As an aside, it’s interesting that Nintendo showed a (possibly totally imaginary) new build of Splatoon in the context of an eSports scene, because if you want an eSports scene, you need the damned Internet. The days of local competition is over: eSports is a big business, a professional competitive business, and players need to practice against real humans. They need to do it all the time, and the arcade and fight club meet scenes are too diminished to cater to that. The modern eSports scene cannot be separated from the Internet, and LAN parties are not going to reverse that.
I don’t understand who the Switch is for: there are two major potential consumer bases for consoles, and it doesn’t seem to cater to either of them.
Is Nintendo targeting core gamers as those imaginary Skyrim and NBA 2K16s suggest?
I do not understand who the Switch is for.
I can not believe the Switch’s portable form will provide home console quality gaming on a par with PS4 and Xbox One; I think it’ll be a last-gen experience at absolute best, which is why The Legend of Zelda: Breath of the Wild will sim-ship on Wii U. There’s nothing wrong with last-gen experiences, except the market has already proven that core gamers aren’t interested in last-gen experiences any more, portable or otherwise.

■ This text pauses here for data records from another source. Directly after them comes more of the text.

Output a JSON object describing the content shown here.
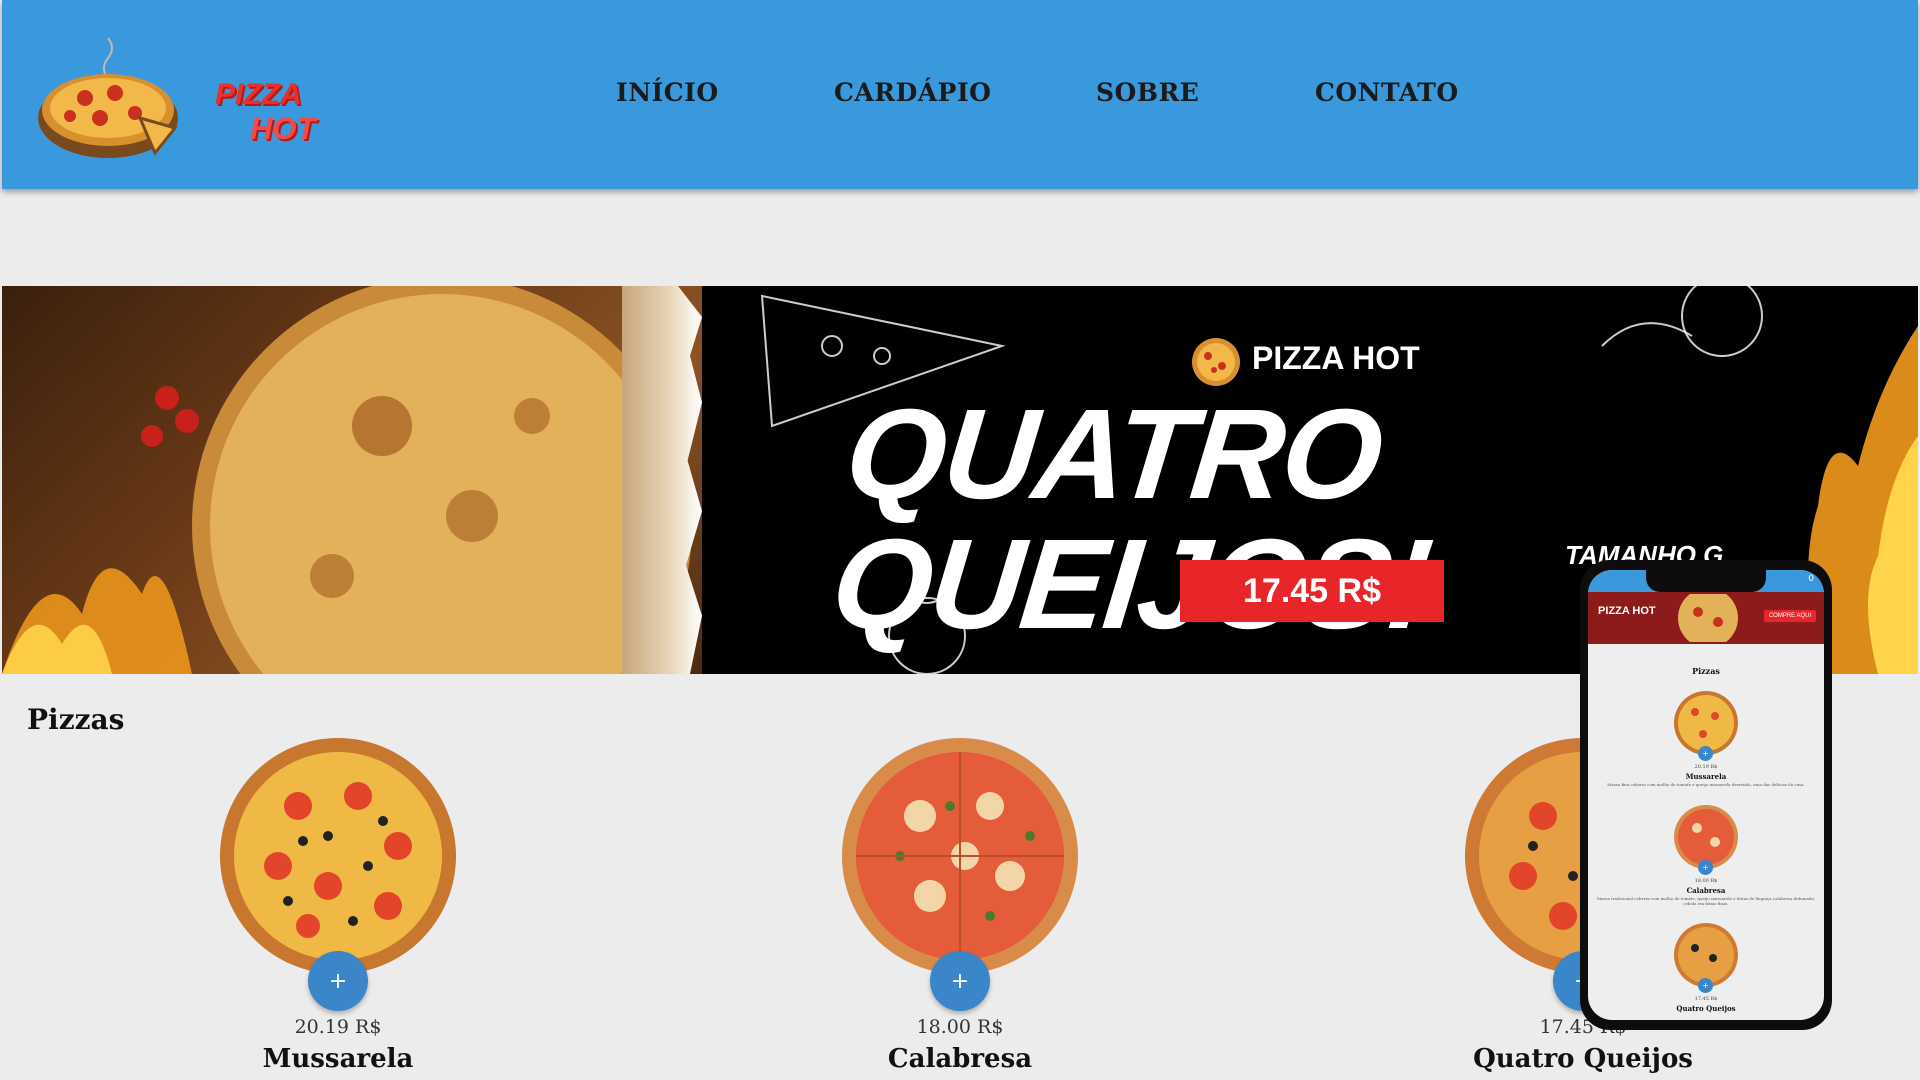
{
  "header": {
    "logo": {
      "line1": "PIZZA",
      "line2": "HOT"
    },
    "nav": [
      "INÍCIO",
      "CARDÁPIO",
      "SOBRE",
      "CONTATO"
    ]
  },
  "banner": {
    "brand": "PIZZA HOT",
    "headline": "QUATRO QUEIJOS!",
    "price": "17.45 R$",
    "size_text": "TAMANHO G"
  },
  "section": {
    "title": "Pizzas"
  },
  "products": [
    {
      "name": "Mussarela",
      "price": "20.19 R$",
      "add_label": "+"
    },
    {
      "name": "Calabresa",
      "price": "18.00 R$",
      "add_label": "+"
    },
    {
      "name": "Quatro Queijos",
      "price": "17.45 R$",
      "add_label": "+"
    }
  ],
  "phone": {
    "status": "0",
    "brand": "PIZZA HOT",
    "cta": "COMPRE AQUI",
    "heading": "Pizzas",
    "items": [
      {
        "name": "Mussarela",
        "price": "20.19 R$",
        "desc": "Massa fina coberta com molho de tomate e queijo mussarela derretido, uma das delícias da casa."
      },
      {
        "name": "Calabresa",
        "price": "18.00 R$",
        "desc": "Massa tradicional coberta com molho de tomate, queijo mussarela e fatias de linguiça calabresa defumada, cebola em fatias finas."
      },
      {
        "name": "Quatro Queijos",
        "price": "17.45 R$",
        "desc": ""
      }
    ]
  },
  "colors": {
    "header": "#3a98dd",
    "accent": "#e8262a",
    "button": "#3a86c8"
  }
}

Hell, Sony and Microsoft are already stepping up to a half-generational upgrade, because the western appetite for high-def experiences is endless. I also don’t have faith Nintendo will manage to keep up a decent release schedule and third-party support, and I doubt the core does, either.
Is Nintendo hoping to gain mainstream approval among the muggles?
Muggles assume, correctly, that their existing tablets and smartphones – devices that are used every day as part of their lives – can provide the entertainment experiences they want. If they don’t need a $500 box to play Call of Duty or GTA, they definitely don’t need a $500 tablet-hybrid to play last-gen games on – especially not one which can’t do any of the things their existing $500 mobile devices can, like call for pizza. Even if Muggles could be trusted to convert to core gamers and keep buying consoles and video games once the novelty value wears off, the rise of mobile devices means Nintendo’s consoles no longer have novelty value to the average consumer.
It’s the same old story, isn’t it? Rather than work out how to fit into your lifestyle and entertainment needs, Nintendo has envisioned a beautiful future with itself at the centre and asked you to fall into line with it. Of course it has: the Wii and DS both introduced bold new concepts and attempted to change the way you engage with gaming platforms, and they’re among the best-selling consoles of all time.
But that was years ago. Since then, the 3DS and the Wii U have both struggled, and the Vita has stymied. These should have been lesson enough, and yet Nintendo’s trying so hard – again! – to recapture that brief glory when its consoles were the hottest holiday gifts among muggles, who after all vastly outnumber the gaming core, because they did something nothing else did.
That’s a mistake, because the world has moved on. The ubiquity of smartphones and tablets mean we no longer need consoles and portables to improve our lives and connect us to each other, at home and on the go. There’s an app for that now. That niche has been filled.
Ideally gaming hardware should answer a question: now that even people without computers carry an entertainment device around with them at all times, what do we need dedicated gaming platforms for?
This generation, Sony and eventually Microsoft answered: to provide the high-def, quality experiences portable devices don’t. Sandwiched awkwardly between these two worlds, the Switch is going to have to prove it needs to exist. Maybe it’ll pull an iPad and surprise us, or maybe it’ll pull a Vita.